(Excerpts from an interface dataset)
....

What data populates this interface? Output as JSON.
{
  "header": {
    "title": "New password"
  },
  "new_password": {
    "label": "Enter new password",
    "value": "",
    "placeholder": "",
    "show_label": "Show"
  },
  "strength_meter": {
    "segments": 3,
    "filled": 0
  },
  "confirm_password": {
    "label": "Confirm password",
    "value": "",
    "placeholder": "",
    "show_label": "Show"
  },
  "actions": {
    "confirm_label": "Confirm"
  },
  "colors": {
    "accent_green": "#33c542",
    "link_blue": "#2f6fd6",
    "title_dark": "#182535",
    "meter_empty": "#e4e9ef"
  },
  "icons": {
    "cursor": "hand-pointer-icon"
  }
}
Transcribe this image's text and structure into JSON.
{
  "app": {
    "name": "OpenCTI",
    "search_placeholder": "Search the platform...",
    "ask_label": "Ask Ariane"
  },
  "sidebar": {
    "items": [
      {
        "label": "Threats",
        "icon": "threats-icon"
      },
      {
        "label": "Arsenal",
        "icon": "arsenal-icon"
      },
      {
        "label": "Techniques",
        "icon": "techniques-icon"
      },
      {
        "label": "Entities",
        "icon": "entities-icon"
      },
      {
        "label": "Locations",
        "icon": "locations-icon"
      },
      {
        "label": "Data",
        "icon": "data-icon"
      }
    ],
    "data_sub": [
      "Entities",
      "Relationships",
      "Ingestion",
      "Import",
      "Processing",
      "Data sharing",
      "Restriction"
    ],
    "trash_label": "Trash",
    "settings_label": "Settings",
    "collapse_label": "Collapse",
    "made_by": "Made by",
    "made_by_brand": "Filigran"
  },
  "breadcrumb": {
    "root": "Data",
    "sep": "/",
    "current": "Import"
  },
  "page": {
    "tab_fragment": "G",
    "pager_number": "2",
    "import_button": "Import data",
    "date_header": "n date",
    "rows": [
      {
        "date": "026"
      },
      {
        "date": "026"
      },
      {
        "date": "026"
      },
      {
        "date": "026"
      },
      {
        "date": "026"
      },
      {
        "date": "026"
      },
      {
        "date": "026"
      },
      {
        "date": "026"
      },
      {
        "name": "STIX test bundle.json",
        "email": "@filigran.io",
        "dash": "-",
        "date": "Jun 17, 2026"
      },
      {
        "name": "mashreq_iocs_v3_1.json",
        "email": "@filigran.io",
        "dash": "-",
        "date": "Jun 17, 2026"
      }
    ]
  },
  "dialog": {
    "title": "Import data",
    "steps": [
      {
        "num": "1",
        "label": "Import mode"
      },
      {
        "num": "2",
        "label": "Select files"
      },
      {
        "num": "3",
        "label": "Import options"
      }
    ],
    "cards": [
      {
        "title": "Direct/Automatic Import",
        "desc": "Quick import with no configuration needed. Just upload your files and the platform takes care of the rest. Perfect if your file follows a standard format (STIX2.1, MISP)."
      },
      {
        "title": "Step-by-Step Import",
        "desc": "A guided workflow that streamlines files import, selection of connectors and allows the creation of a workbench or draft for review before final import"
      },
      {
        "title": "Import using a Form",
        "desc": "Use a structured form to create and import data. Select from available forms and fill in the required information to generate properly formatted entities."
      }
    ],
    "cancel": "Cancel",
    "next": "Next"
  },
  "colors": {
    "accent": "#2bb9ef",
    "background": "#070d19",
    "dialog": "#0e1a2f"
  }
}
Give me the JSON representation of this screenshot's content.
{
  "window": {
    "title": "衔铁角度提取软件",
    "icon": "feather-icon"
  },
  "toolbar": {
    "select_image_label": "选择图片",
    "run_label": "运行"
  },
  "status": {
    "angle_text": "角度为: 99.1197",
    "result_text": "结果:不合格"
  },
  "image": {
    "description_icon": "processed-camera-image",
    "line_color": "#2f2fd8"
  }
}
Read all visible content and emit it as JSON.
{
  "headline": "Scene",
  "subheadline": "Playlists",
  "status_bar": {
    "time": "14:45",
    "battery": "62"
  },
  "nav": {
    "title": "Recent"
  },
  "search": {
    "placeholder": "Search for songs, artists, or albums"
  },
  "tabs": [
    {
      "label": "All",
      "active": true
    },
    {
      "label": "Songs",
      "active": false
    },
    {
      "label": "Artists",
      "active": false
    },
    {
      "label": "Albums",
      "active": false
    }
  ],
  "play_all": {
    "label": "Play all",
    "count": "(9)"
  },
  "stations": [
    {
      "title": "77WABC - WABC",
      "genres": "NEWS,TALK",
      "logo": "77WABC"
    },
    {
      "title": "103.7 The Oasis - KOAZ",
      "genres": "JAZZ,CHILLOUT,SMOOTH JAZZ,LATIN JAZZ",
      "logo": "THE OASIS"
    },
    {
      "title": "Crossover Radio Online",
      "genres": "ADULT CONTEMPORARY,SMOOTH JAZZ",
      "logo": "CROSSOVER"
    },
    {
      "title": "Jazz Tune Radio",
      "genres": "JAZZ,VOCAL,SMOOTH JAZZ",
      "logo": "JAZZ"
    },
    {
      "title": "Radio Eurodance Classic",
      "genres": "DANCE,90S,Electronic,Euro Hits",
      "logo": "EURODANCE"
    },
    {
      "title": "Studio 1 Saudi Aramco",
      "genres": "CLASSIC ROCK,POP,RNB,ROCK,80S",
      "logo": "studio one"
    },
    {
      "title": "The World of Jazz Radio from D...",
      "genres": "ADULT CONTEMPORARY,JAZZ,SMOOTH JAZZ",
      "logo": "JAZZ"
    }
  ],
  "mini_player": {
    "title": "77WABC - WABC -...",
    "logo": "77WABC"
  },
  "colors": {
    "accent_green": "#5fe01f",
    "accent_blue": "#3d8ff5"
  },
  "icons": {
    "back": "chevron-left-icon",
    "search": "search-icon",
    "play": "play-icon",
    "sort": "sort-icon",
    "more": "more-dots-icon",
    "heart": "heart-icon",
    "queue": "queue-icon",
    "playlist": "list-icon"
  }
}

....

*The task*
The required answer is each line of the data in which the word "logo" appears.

*Answer for the task*
      "logo": "77WABC"
      "logo": "THE OASIS"
      "logo": "CROSSOVER"
      "logo": "JAZZ"
      "logo": "EURODANCE"
      "logo": "studio one"
      "logo": "JAZZ"
    "logo": "77WABC"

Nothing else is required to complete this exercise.